What cities, as great as this, have . . . promised themselves
immortality! Posterity can hardly trace the situation of some.
The sorrowful traveller wanders over the awful ruins of others
others. . . . Here stood their citadel, but now grown over with
weeds; there their senate-house, but now the haunt of every
noxious reptile; temples and theatres stood here, now only an
undistinguished heap of ruins.
Quotes , Source: The Bee (no. IV, A City Night-Piece)
The ruins of himself! now worn away
With age, yet still majestic in decay.
Homer ("Smyrns of Chios")
Quotes , Source: The Odyssey (bk. XXIV, l. 2271), (Pope's translation)
For, to make deserts, God, who rules mankind,
Begins with kings, and ends the work by wind.
Quotes , Source: The Vanished City
History fades into fable; fact becomes clouded with doubt and
controversy; the inscription moulders from the tablet: the
statue falls from the pedestal. Columns, arches, pyramids, what
are they but heaps of sand; and their epitaphs, but characters
written in the dust?
Quotes , Source: The Sketch Book--Westminster Abbey
She [the Roman Catholic Church] may still exist in undiminished
vigour, when some traveller from New Zealand shall, in the midst
of a vast solitude, take his stand on a broken arch of London
Bridge to sketch the ruins of St. Paul's.
Thomas Babington Macaulay
Quotes , Source: Ranke's History of the Popes
In the firm expectation that when London shall be a habitation of
bitterns, when St. Paul and Westminster Abbey shall stand
shapeless and nameless ruins in the midst of an unpeopled marsh,
when the piers of Waterloo Bridge shall become the nuclei of
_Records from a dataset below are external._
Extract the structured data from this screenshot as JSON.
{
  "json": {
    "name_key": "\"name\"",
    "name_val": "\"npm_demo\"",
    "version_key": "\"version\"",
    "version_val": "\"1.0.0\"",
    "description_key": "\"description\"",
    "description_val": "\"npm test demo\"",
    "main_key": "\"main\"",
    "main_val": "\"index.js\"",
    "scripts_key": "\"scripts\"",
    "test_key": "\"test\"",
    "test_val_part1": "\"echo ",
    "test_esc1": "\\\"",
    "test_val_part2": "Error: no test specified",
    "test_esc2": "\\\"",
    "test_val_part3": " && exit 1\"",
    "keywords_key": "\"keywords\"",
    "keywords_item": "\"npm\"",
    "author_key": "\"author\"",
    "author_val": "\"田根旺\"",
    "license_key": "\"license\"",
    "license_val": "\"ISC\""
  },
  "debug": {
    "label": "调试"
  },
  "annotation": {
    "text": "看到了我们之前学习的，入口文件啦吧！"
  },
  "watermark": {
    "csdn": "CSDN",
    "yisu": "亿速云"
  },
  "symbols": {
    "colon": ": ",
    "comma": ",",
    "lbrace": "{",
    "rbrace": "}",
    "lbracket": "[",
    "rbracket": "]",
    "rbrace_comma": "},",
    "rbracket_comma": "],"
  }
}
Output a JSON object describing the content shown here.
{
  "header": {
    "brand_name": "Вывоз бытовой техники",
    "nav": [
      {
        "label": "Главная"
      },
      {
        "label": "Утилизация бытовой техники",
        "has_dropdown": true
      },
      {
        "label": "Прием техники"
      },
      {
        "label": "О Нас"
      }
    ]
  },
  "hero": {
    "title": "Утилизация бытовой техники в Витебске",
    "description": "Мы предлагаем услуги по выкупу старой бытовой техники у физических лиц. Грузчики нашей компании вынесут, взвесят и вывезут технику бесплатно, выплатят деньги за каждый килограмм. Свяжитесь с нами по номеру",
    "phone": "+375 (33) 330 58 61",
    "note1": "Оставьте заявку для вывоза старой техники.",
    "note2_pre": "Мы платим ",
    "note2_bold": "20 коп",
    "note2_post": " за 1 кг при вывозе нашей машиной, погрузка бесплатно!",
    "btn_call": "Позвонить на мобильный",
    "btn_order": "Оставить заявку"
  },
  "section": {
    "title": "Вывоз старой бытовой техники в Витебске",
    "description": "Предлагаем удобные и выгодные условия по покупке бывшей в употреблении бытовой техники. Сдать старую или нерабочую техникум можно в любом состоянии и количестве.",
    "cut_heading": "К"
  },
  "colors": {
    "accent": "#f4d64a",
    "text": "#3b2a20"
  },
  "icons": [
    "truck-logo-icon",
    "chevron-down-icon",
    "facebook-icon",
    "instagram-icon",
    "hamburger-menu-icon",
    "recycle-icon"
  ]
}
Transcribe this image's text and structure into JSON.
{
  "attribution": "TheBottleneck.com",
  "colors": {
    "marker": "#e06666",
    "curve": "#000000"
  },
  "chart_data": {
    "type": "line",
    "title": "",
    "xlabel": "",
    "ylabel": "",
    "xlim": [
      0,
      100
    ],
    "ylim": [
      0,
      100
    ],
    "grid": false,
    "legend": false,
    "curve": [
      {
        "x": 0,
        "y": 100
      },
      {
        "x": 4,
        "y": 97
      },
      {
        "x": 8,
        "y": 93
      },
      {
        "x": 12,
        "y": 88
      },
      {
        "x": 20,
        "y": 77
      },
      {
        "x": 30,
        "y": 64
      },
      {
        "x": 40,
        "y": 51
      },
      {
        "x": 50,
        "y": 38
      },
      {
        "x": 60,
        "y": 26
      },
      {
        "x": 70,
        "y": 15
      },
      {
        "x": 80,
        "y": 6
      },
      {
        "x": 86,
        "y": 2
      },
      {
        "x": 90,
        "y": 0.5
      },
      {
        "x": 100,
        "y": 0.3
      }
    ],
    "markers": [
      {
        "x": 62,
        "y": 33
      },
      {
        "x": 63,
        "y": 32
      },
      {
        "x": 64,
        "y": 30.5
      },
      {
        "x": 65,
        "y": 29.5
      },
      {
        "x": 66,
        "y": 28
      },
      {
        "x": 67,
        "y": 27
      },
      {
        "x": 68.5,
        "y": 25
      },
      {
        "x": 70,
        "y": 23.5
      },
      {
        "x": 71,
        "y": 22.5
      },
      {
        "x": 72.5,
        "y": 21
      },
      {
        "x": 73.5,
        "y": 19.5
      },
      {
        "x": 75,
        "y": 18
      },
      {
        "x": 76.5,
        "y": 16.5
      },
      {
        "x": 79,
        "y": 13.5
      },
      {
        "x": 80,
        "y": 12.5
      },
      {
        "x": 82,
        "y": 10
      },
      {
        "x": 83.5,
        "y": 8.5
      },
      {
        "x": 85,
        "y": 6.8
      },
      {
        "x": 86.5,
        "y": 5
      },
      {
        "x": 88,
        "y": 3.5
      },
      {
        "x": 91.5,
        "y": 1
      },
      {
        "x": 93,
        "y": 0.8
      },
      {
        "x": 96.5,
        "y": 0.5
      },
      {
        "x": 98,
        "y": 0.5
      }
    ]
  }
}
islets of reeds and osiers, and cast the jagged shadows of their
broken arches on the solitary stream, some Transatlantic
commentator will be weighing in the scales of some new and now
unimagined system of criticism the respective merits of the Bells
and the Fudges and their historians.
Percy Bysshe Shelley
Quotes , Source: Dedication to Peter Bell the Third
Who knows but that hereafter some traveller like myself will sit
down upon the banks of the Seine, the Thames, or the Zuyder Zee,
where now, in the tumult of enjoyment, the heart and the eyes are
too slow to take in the multitude of sensations? Who knows but
he will sit down solitary amid silent ruins, and weep a people
inurned and their greatness changed into an empty name?
Constantin Francois de Chassebeouf de Volney
Quotes , Source: Ruins (ch. II)
The next Augustan age will dawn on the other side of the
Atlantic. There will, perhaps, be a Thucydides at Boston, a
Xenophon at New York, in time a Vergil at Mexico, and a Newton at
Peru. At last some curious traveller from Lima will visit
England, and give a description of the ruins of St. Paul's, like
the editions of Balbec and Palmyra.
Quotes , Source: Letter to Horace Mann
I do love these ancient ruins.
We never tread upon them but we set
Our foot upon some reverend history.
Quotes , Source: The Duchess of Malfi (act V, sc. 3)
Where now is Britain?
. . . .
Even as the savage sits upon the stone
That marks were stood her capitols, and hears
The bittern booming in the weeds, he shrinks
From the dismaying solitude.
Henry Kirke White
Quotes , Source: Time
Final Ruin fiercely drives
Her ploughshare o'er creation.
Quotes , Source: Night Thoughts (night IX, l. 167)